In response to a question about whether Israel could decide to strike out alone against Iran’s nuclear aspirations, Hagel replied that Israel is a sovereign nation and every sovereign nation has the right to defend itself.

“It is clear that Iran presents a threat in its nuclear program,” the secretary said, “and Israel will make the decisions that Israel must make to protect itself and defend itself.”

Certainly Israel has every right and responsibility to make their assessments, Hagel added, “but we’re working very closely and will continue to work very closely with them.”

Dempsey Visits South Korea, China on Weeklong Asia Trip

By Karen Parrish
American Forces Press Service

Beijing, April 21, 2013 – Army Gen. Martin E. Dempsey, chairman of the Joint Chiefs of Staff, arrived in South Korea today for meetings with senior U.S. and South Korean commanders. Hours later the chairman was airborne again, heading for a weeklong series of engagements in China and Japan.

En route to Beijing, Dempsey spoke to reporters traveling with him about his meetings in Seoul with Army Gen. James D. Thurman, commander of U.S. forces in South Korea, and South Korean chairman of the Joint Chiefs of Staff Gen. Jung Seung-jo.

Dempsey said the three discussed several issues important to the U.S.-South Korea alliance, but the current situation with North Korea was their central topic. North Korea conducted an illegal nuclear test in February, and since has issued a series of threats and provocations aimed chiefly at the United States.

“Seoul is rather normal,” the chairman said, noting soccer games, bike races, and other everyday activities were readily observable today.
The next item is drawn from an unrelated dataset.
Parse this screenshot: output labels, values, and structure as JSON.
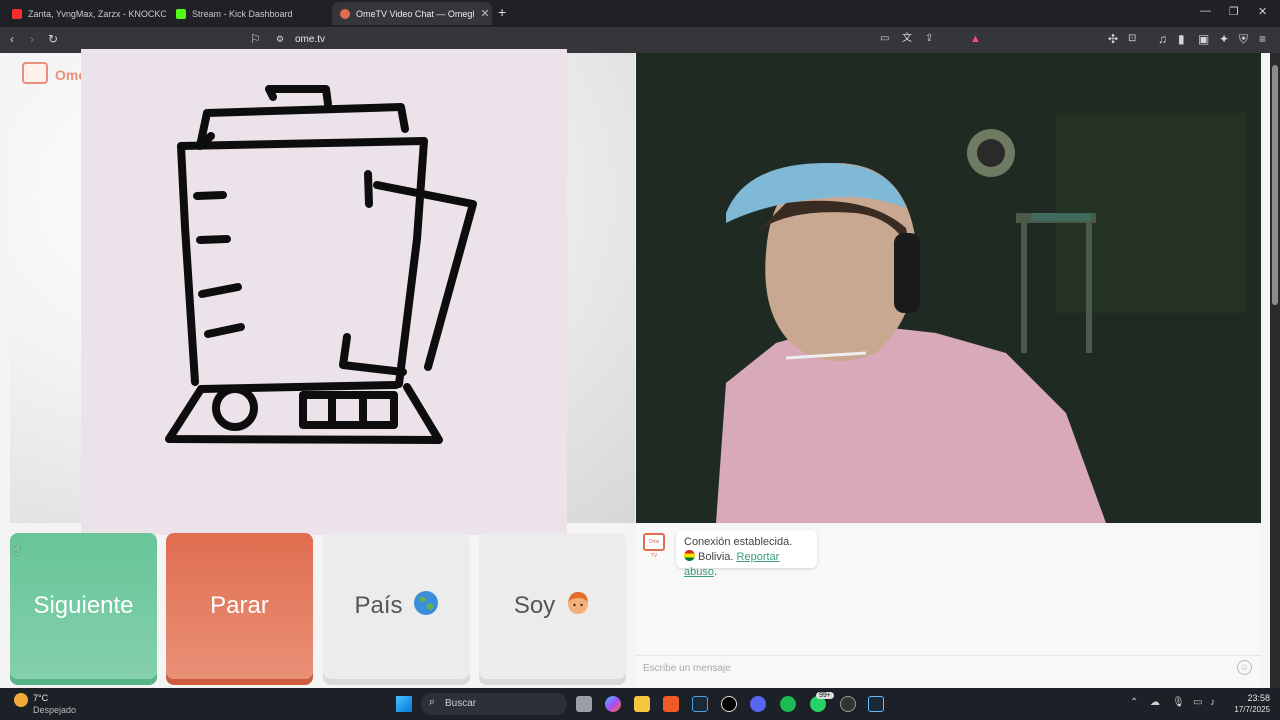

The South Korean military is, however, on a heightened state of readiness, he added.

In particular, the allies are focusing on intelligence gathering, the maritime domain, ballistic missile defense and counter-battery artillery fire, he said.

The chairman said the “newest insight” he gained from today’s discussion came from both Jung and Thurman, who noted the actions of Kim Jong Un, the young, hereditary leader of North Korea, bear marked differences from those of his father, Kim Jong Il, or his grandfather, Kim Il Sung.

While the youngest Kim is following suit with them by continuing the “military first” policy under which the nation’s scant resources go first to supporting the military and its weapons programs, Dempsey said one key difference is in the provocations most recently heard from Pyongyang.

“We’re not into a series of cyclic provocations,” as has been typical in the past, he said, but instead the allies now see a prolonged campaign of provocative words and actions.

According to numerous reports North Korea has cut military communications between the two nations, blocked access from the south to the joint North-South industrial area of Kaesong near the demilitarized zone, and threatened various “sea of fire” attacks while moving missiles into launch-ready positions.
“The question that we were discussing today primarily was, ‘How do we posture ourselves for a period of prolonged provocation? How do you sustain [that]?’”

Dempsey said the likeliest approach Thurman and Jung will take is to increase joint operations, bringing their forces into yet closer alignment to share the responsibilities of prolonged, heightened tension.

Dempsey said along with the demands of a sustained, high-readiness force posture, the meetings also touched on the transition to the South Korean military’s operational control of wartime alliance activities on the peninsula, set to take place in December of 2015. South Koreans currently lead normal, peacetime military operations, but the U.S. commander would assume control in a wartime setting.

Dempsey said he’s received a lot of military advice over the last few months, most of it boiling down to “avoid war.”

“From a military perspective, the best way to avoid war is to prepare for it,” he said. While the alliance is not seeking to provoke the North, he said, U.S. forces will keep up the “fairly steady pattern” of training exercises, port calls and other activities on the peninsula and in the region.

“We have a sustained presence here that I think is assuring to our allies,” he added.

Later today the chairman arrived in Beijing, where he will spend a few days in high-level meetings before moving on to Tokyo.